Personally, I'd go with the dayton rs125 or the aura ns3 + customed built ribbons. It would considerably cut the cost down and you can save that $ toward something else.

Just a suggestion, if you want a wide stage, consider a dipole array.
  Reply With Quote
Old 1st October 2005, 08:14 PM   #10
diyAudio Member
 
Join Date: Apr 2004
Location: Costa Rica
Send a message via AIM to johninCR Send a message via MSN to johninCR Send a message via Yahoo to johninCR
Since you're going to spend the bucks, I'd go with the CSS WR125ST and use 16 per side for your 72" line. Ultimately it will give you the most flexibility in achieving outstanding results. The closer spacing allowed by the line array frame and a driver with a very wide range of FR will permit you to cross low or high, or even run the mids full range and and use a simple first order on the tweets.

I too would highly recommend splitting a sheet of plywood in half and giving them a shot on OB before closing them up in a box. It's a real eye opener, especially since you have the low bass covered already.
__________________
Everyone has a photographic memory. It's just that most are out of film.
  Reply With Quote

Reply


Hide this!Advertise here!
Thread Tools Search this Thread
Search this Thread:

Advanced Search

Posting Rules
You may not post new threads
You may not post replies
You may not post attachments
You may not edit your posts

BB code is On
Smilies are On
[IMG] code is On
HTML code is Off
Trackbacks are Off
Pingbacks are Off
Refbacks are Off


Similar Threads
Thread Thread Starter Forum Replies Last Post
My Line Array Project Log zobsky Multi-Way 70 20th July 2013 08:02 AM
Line Array Project SteveNarayan Multi-Way 4 14th March 2008 05:18 AM
Another Line Array Project Turboegt Multi-Way 43 30th June 2005 06:25 PM
wiring a line array loudspeaker vangre Multi-Way 1 6th December 2003 11:48 PM
Line array project VictorG Multi-Way 14 14th June 2003 08:04 PM


New To Site? Need Help?

All times are GMT. The time now is 10:22 PM.

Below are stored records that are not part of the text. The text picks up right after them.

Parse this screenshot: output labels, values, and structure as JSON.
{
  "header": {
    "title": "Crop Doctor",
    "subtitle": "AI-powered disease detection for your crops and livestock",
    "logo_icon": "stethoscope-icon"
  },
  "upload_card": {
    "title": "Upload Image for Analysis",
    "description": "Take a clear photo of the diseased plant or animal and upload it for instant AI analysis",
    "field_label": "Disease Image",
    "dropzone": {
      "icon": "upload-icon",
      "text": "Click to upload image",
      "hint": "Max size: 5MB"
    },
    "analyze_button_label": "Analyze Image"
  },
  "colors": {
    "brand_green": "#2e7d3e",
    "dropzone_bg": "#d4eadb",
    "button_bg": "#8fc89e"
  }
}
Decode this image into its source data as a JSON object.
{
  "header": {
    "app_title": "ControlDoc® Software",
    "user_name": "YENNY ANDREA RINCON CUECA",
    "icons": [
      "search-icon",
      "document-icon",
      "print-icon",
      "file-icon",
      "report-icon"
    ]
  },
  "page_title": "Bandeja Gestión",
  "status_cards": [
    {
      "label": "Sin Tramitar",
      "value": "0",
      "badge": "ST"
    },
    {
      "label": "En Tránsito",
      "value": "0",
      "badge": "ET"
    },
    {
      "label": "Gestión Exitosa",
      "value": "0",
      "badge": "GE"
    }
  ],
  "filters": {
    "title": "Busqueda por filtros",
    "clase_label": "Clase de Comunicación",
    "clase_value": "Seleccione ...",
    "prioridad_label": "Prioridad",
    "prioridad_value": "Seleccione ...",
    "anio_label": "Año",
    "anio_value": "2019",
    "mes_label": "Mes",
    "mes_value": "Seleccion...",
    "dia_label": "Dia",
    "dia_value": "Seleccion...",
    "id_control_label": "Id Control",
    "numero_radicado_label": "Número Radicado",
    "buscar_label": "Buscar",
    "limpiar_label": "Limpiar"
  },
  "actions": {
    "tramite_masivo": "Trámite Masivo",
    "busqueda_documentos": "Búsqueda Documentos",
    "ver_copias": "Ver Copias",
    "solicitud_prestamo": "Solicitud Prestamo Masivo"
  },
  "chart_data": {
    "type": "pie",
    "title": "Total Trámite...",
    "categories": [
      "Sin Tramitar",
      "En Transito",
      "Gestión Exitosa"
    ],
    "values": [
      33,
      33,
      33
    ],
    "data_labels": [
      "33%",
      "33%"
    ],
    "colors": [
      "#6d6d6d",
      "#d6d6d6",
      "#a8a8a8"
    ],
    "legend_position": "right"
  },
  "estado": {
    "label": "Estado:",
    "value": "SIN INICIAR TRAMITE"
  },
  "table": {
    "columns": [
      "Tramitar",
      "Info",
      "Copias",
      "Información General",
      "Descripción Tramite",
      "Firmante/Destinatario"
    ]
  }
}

vBulletin Optimisation provided by vB Optimise (Pro) - vBulletin Mods & Addons Copyright © 2014 DragonByte Technologies Ltd.
Copyright 1999-2014 diyAudio

Content Relevant URLs by vBSEO 3.3.2